The firm  works with mid-tier housing associations, as well as local authorities, to understand their housing needs. One of its three current schemes, in Chertsey, saw the firm change its approach in response to what the local authority wanted. As a result, Cubic is now working on the development of one of the biggest Net Zero developments in the UK.

Under the plans for that scheme, Cubic has been the originator of 172 units for 100% affordable housing, acting as the development/investment director leading it through the commercial process and will oversee delivery to completion. It is anticipated to commence on site early Autumn 2023, delivering much needed affordable housing adjacent to St Peter's Hospital in Chertsey.

The development will be of significant benefit to Ashford & St Peters Trust, by providing affordable housing adjacent to its St Peter’s Hospital site.

As the demand for this type of scheme has grown, Cubic has begun to evolve its own model to respond to the need. Over the next decade, Alexander suggests that this approach to affordable housing “can cross-fertilise other areas such as general residential, healthcare, etc where the private sector can innovate in meeting community needs and sustainable investment”.

He adds: “We have now seen a decade of under investment in public sector assets and services with little pipeline, ambition or planning evident. With challenging market conditions and government funding withering, we need to promote infrastructure leadership and create the necessary momentum effect.

“By originating and developing alternative structures, necessary investment can occur with the private sector continuing to use expertise to deliver social infrastructure and maintaining an investment pulse.”

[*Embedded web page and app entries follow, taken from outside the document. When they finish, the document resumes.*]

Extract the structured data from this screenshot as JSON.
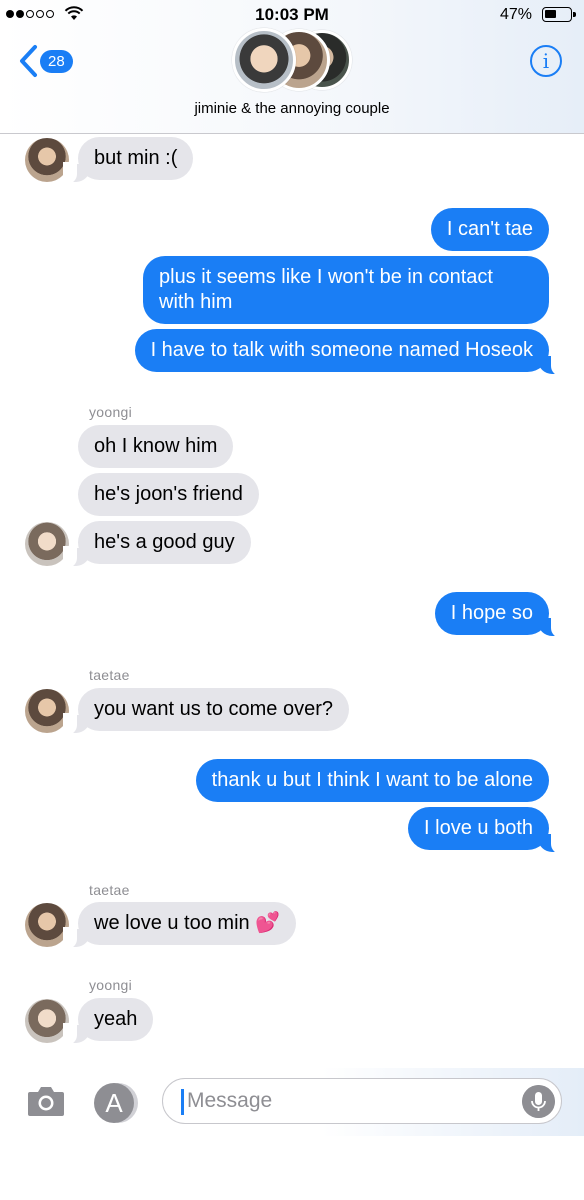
{
  "status_bar": {
    "time": "10:03 PM",
    "battery_percent": "47%",
    "battery_level": 0.47,
    "signal_bars_filled": 2,
    "signal_bars_total": 5
  },
  "header": {
    "back_badge": "28",
    "group_name": "jiminie & the annoying couple",
    "info_label": "i"
  },
  "messages": [
    {
      "from": "taetae",
      "text": "but min :("
    },
    {
      "from": "me",
      "text": "I can't tae"
    },
    {
      "from": "me",
      "text": "plus it seems like I won't be in contact with him"
    },
    {
      "from": "me",
      "text": "I have to talk with someone named Hoseok"
    },
    {
      "sender_label": "yoongi"
    },
    {
      "from": "yoongi",
      "text": "oh I know him"
    },
    {
      "from": "yoongi",
      "text": "he's joon's friend"
    },
    {
      "from": "yoongi",
      "text": "he's a good guy"
    },
    {
      "from": "me",
      "text": "I hope so"
    },
    {
      "sender_label": "taetae"
    },
    {
      "from": "taetae",
      "text": "you want us to come over?"
    },
    {
      "from": "me",
      "text": "thank u but I think I want to be alone"
    },
    {
      "from": "me",
      "text": "I love u both"
    },
    {
      "sender_label": "taetae"
    },
    {
      "from": "taetae",
      "text": "we love u too min 💕"
    },
    {
      "sender_label": "yoongi"
    },
    {
      "from": "yoongi",
      "text": "yeah"
    }
  ],
  "input": {
    "placeholder": "Message"
  },
  "icons": {
    "back": "chevron-left-icon",
    "info": "info-icon",
    "camera": "camera-icon",
    "apps": "app-store-icon",
    "mic": "microphone-icon"
  },
  "colors": {
    "accent": "#1a7ef5",
    "incoming_bubble": "#e5e5ea",
    "outgoing_bubble": "#1a7ef5",
    "sender_label": "#8e8e93"
  }
}
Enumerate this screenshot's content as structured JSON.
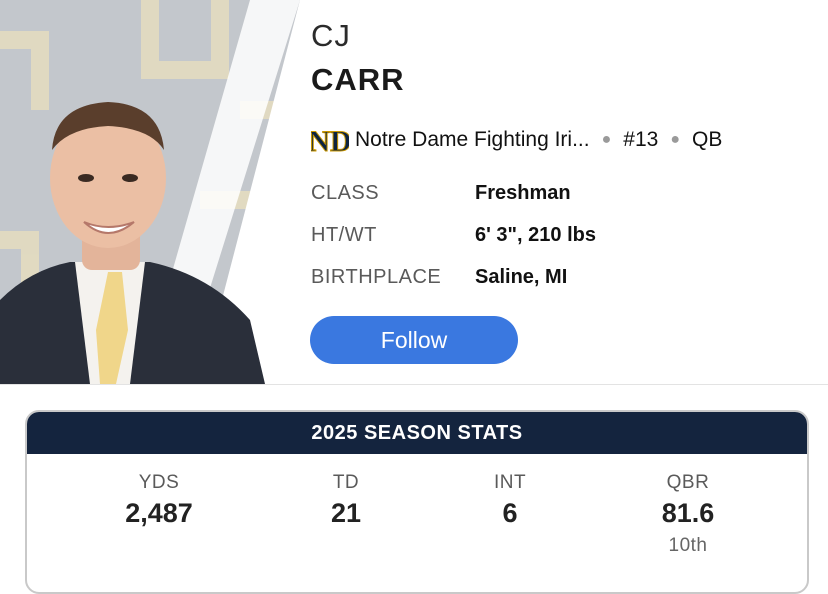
{
  "player": {
    "first_name": "CJ",
    "last_name": "CARR",
    "team": "Notre Dame Fighting Iri...",
    "number": "#13",
    "position": "QB",
    "team_logo_icon": "notre-dame-logo-icon",
    "photo": "player-headshot"
  },
  "info": {
    "class_label": "CLASS",
    "class_value": "Freshman",
    "htwt_label": "HT/WT",
    "htwt_value": "6' 3\", 210 lbs",
    "birthplace_label": "BIRTHPLACE",
    "birthplace_value": "Saline, MI"
  },
  "follow": {
    "label": "Follow"
  },
  "stats": {
    "title": "2025 SEASON STATS",
    "items": [
      {
        "label": "YDS",
        "value": "2,487",
        "rank": ""
      },
      {
        "label": "TD",
        "value": "21",
        "rank": ""
      },
      {
        "label": "INT",
        "value": "6",
        "rank": ""
      },
      {
        "label": "QBR",
        "value": "81.6",
        "rank": "10th"
      }
    ]
  },
  "colors": {
    "follow_button": "#3a78e0",
    "stats_header": "#14243e",
    "team_navy": "#0c2340",
    "team_gold": "#c99700"
  }
}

The joint ministerial taskforce is aimed at building housing on surplus NHS land. However, Alexander suggests this may not always be appropriate. Trusts can often want to hold onto their land, for the good reason that as clinical needs change, they may want to develop more services to respond. The Covid-19 pandemic may be a prime example of this, where changes such as social distancing meant that spaces had to be significantly reconfigured.

Temporary facilities were also brought in to some hospital sites - whether for treating patients or providing the vaccine rollout - and therefore trust chiefs may well earmark their existing surplus land for such provision in the future.

As a result, an approach that looks at the holistic needs of a community - rather than simply relying on the NHS estate - may prove to be a more appropriate and effective way of dealing not only with a lack of keyworker homes, but a general lack of affordable housing for the local population.

Cubic’s approach offers one potential solution to this. “This new chapter now evolves Cubic further into origination, creativity and innovation in social accommodation, with sustainability as core objective, partnering with funders to deliver necessary investment,” Alexander concludes.